BEGIN Given data

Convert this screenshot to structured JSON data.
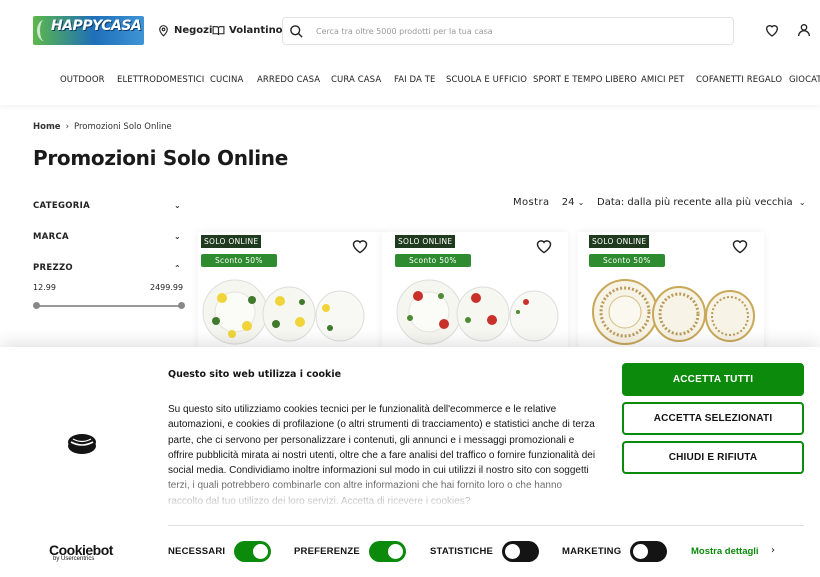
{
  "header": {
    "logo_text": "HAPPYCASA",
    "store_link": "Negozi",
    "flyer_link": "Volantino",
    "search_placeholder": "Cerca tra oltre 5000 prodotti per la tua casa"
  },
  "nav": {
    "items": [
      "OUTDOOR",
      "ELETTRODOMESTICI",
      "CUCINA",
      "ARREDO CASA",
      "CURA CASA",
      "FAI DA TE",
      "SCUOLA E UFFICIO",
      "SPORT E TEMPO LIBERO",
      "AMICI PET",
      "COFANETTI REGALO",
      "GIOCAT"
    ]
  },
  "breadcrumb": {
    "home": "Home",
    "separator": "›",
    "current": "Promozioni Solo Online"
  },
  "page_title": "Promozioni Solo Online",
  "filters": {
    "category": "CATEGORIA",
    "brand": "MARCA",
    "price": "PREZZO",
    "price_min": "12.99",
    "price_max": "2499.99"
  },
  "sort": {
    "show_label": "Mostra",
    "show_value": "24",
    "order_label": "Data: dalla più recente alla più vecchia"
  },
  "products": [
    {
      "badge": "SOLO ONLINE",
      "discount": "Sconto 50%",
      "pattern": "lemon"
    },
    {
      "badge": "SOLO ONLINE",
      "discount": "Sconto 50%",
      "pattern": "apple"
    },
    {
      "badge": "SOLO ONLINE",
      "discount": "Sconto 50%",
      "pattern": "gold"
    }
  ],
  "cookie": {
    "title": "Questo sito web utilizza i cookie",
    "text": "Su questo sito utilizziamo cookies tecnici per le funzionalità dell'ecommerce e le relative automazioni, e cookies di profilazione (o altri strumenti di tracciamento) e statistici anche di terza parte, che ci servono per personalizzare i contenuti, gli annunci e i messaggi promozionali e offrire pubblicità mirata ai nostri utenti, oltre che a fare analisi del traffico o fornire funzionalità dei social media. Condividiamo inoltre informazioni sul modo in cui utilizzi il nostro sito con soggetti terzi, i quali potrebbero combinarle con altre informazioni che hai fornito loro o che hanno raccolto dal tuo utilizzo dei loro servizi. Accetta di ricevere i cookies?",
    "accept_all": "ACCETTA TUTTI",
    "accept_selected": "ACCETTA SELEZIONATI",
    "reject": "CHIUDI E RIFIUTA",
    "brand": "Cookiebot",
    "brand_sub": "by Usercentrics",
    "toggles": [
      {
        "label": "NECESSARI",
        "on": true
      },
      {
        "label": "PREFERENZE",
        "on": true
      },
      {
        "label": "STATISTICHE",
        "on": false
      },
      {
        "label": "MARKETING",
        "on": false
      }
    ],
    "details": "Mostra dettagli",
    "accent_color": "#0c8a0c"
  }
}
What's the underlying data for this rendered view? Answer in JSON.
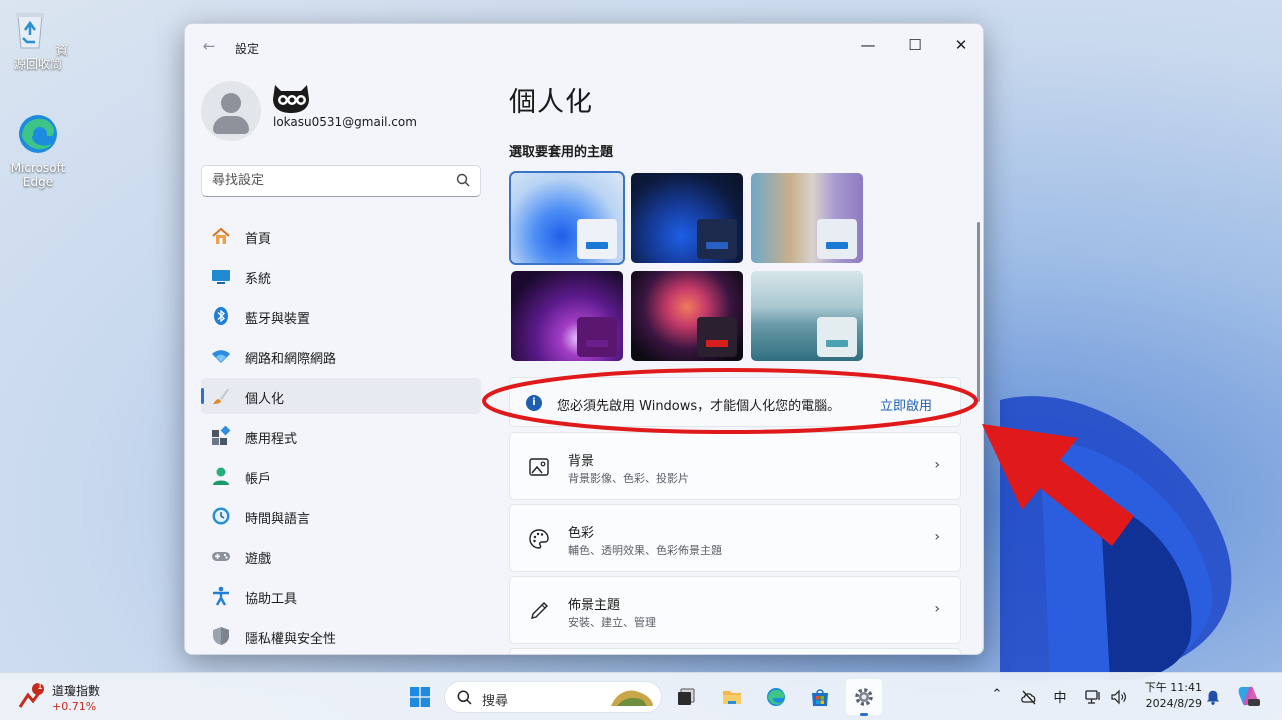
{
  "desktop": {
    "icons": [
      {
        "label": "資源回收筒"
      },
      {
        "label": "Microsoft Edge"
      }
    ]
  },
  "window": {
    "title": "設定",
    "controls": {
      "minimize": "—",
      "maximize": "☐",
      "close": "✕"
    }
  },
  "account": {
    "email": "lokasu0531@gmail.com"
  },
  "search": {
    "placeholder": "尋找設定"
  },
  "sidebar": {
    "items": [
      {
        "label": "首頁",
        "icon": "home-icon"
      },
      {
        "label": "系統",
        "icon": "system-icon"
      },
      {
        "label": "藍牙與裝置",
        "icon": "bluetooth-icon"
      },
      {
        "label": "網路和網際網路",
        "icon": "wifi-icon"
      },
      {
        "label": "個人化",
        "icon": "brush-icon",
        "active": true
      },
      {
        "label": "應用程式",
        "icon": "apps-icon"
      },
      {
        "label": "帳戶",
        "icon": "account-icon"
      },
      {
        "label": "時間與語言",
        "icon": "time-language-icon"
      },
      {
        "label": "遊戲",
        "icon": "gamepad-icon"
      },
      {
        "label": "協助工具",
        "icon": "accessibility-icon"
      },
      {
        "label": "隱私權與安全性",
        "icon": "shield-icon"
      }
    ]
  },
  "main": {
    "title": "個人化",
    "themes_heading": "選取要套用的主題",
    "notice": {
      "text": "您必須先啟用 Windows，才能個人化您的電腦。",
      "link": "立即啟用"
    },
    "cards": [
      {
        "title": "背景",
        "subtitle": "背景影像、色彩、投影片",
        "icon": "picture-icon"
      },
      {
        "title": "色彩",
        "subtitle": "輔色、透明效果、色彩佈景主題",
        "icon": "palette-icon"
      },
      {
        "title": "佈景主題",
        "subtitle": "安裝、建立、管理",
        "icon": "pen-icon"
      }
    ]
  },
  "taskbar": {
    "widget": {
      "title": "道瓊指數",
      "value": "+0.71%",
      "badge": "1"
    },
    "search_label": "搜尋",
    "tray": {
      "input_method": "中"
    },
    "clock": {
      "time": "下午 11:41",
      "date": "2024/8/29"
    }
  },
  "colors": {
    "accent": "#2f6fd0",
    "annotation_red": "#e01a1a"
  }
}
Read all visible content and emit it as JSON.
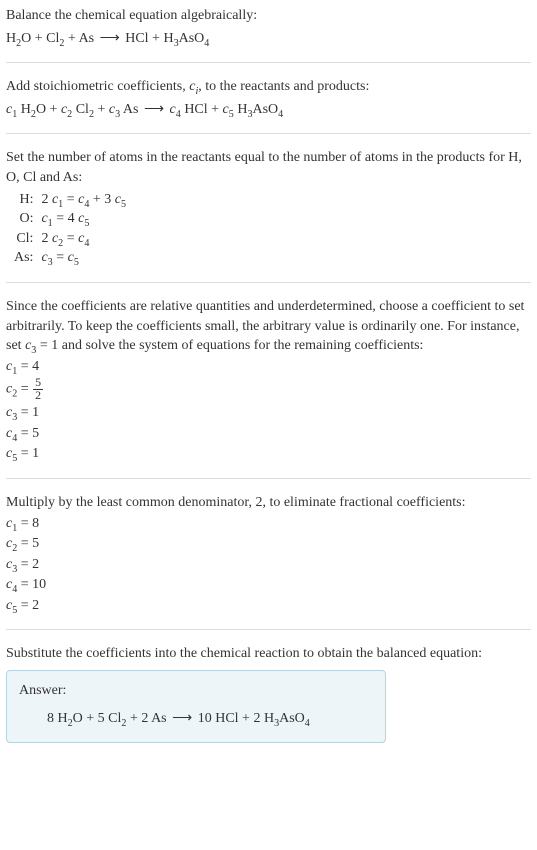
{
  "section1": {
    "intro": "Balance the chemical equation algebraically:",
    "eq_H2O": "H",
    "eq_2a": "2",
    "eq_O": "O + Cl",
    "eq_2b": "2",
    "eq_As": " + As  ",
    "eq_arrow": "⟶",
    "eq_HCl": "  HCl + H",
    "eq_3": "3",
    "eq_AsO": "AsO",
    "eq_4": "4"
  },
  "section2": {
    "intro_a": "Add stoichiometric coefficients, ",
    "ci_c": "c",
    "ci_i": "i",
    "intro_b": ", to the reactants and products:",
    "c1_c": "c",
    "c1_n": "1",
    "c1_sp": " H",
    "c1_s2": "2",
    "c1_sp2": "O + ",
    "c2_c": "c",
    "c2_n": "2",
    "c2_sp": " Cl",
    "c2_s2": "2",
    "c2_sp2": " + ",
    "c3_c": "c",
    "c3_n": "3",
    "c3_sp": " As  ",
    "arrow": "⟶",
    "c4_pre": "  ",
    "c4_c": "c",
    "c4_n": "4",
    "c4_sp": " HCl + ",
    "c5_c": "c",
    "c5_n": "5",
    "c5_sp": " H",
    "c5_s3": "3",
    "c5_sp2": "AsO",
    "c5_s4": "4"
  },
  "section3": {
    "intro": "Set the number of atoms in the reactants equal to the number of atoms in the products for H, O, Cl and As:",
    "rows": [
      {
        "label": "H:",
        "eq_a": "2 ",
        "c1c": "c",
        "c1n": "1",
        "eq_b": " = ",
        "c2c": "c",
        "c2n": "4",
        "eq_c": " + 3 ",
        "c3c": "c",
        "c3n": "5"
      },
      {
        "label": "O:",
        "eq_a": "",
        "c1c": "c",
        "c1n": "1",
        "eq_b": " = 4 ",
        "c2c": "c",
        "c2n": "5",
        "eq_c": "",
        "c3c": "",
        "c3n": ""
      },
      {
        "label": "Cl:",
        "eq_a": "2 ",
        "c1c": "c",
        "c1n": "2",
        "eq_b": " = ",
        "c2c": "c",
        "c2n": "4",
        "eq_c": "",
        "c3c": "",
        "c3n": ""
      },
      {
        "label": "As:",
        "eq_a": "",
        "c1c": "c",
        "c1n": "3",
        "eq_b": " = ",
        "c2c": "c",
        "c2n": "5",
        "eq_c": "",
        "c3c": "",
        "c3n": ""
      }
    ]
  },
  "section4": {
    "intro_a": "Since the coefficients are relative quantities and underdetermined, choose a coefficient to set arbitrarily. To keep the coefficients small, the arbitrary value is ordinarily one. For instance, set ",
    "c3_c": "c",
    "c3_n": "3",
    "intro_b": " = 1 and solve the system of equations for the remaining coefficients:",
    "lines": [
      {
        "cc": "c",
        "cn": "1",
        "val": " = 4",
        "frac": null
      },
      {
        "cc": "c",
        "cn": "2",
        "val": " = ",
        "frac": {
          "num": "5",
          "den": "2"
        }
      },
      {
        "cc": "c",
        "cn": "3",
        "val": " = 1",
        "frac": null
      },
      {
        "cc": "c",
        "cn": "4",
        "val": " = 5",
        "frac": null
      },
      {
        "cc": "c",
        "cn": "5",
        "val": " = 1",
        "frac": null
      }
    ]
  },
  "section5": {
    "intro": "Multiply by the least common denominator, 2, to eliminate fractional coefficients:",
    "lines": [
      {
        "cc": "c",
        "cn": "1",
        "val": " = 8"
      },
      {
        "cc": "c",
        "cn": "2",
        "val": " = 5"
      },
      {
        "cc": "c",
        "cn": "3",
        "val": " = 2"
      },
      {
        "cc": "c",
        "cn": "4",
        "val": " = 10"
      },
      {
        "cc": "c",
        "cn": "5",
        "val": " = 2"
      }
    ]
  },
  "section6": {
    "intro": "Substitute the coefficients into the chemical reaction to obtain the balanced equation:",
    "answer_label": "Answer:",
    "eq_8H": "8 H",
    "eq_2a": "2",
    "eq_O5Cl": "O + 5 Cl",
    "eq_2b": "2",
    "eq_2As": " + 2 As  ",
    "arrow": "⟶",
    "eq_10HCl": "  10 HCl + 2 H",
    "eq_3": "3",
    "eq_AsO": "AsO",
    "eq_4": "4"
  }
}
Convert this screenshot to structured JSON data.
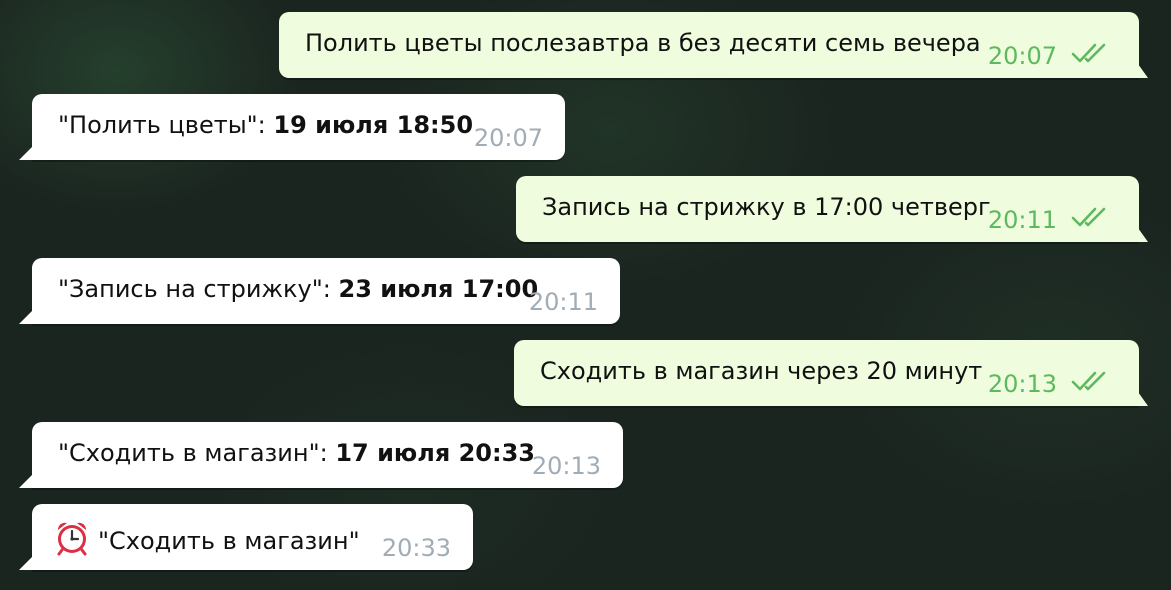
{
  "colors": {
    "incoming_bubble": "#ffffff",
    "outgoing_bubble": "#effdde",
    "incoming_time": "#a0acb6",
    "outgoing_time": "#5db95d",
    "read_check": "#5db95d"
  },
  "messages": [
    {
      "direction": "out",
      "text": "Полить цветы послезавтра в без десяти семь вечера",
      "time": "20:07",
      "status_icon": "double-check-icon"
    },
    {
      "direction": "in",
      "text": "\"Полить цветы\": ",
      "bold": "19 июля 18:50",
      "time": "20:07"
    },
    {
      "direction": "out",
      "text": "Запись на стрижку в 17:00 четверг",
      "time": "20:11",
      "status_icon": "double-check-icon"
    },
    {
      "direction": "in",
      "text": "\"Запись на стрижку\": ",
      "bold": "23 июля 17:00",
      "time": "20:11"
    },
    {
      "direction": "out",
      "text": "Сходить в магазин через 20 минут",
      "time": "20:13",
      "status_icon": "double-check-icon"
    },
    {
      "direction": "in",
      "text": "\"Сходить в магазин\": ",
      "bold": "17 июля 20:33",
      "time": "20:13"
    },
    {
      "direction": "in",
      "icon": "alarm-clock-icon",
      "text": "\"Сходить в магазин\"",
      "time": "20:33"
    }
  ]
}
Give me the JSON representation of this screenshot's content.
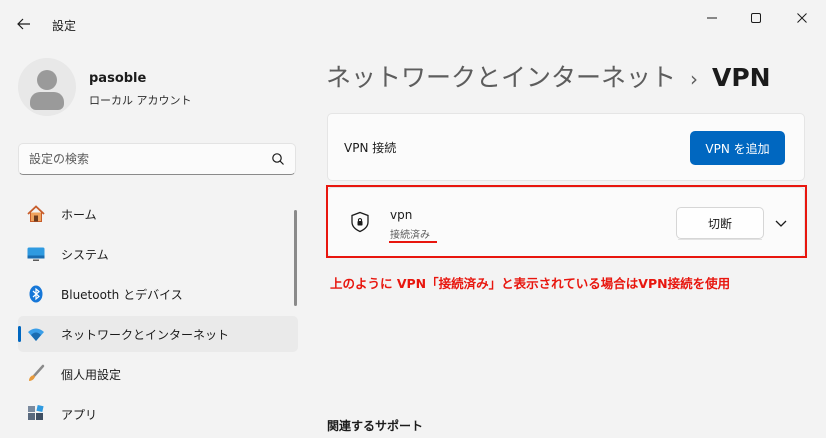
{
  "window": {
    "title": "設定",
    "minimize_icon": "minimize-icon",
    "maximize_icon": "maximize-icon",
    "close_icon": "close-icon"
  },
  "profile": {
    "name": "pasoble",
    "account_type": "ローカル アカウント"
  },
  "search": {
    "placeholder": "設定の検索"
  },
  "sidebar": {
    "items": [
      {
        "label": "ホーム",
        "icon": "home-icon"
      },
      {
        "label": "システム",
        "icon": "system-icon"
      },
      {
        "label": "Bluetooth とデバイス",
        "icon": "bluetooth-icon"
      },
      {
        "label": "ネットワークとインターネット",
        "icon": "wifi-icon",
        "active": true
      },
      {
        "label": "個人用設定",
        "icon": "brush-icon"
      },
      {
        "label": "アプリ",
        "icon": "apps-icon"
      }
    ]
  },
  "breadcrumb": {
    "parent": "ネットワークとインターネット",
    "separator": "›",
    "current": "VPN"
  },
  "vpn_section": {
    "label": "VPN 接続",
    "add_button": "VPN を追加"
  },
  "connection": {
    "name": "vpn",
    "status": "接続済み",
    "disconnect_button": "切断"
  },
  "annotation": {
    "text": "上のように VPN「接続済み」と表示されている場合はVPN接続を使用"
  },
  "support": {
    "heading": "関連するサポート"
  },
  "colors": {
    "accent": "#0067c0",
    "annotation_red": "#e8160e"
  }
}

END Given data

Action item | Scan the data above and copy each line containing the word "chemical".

Answer space |
    "intro": "Balance the chemical equation algebraically:",
    "intro": "Substitute the coefficients into the chemical reaction to obtain the balanced equation:",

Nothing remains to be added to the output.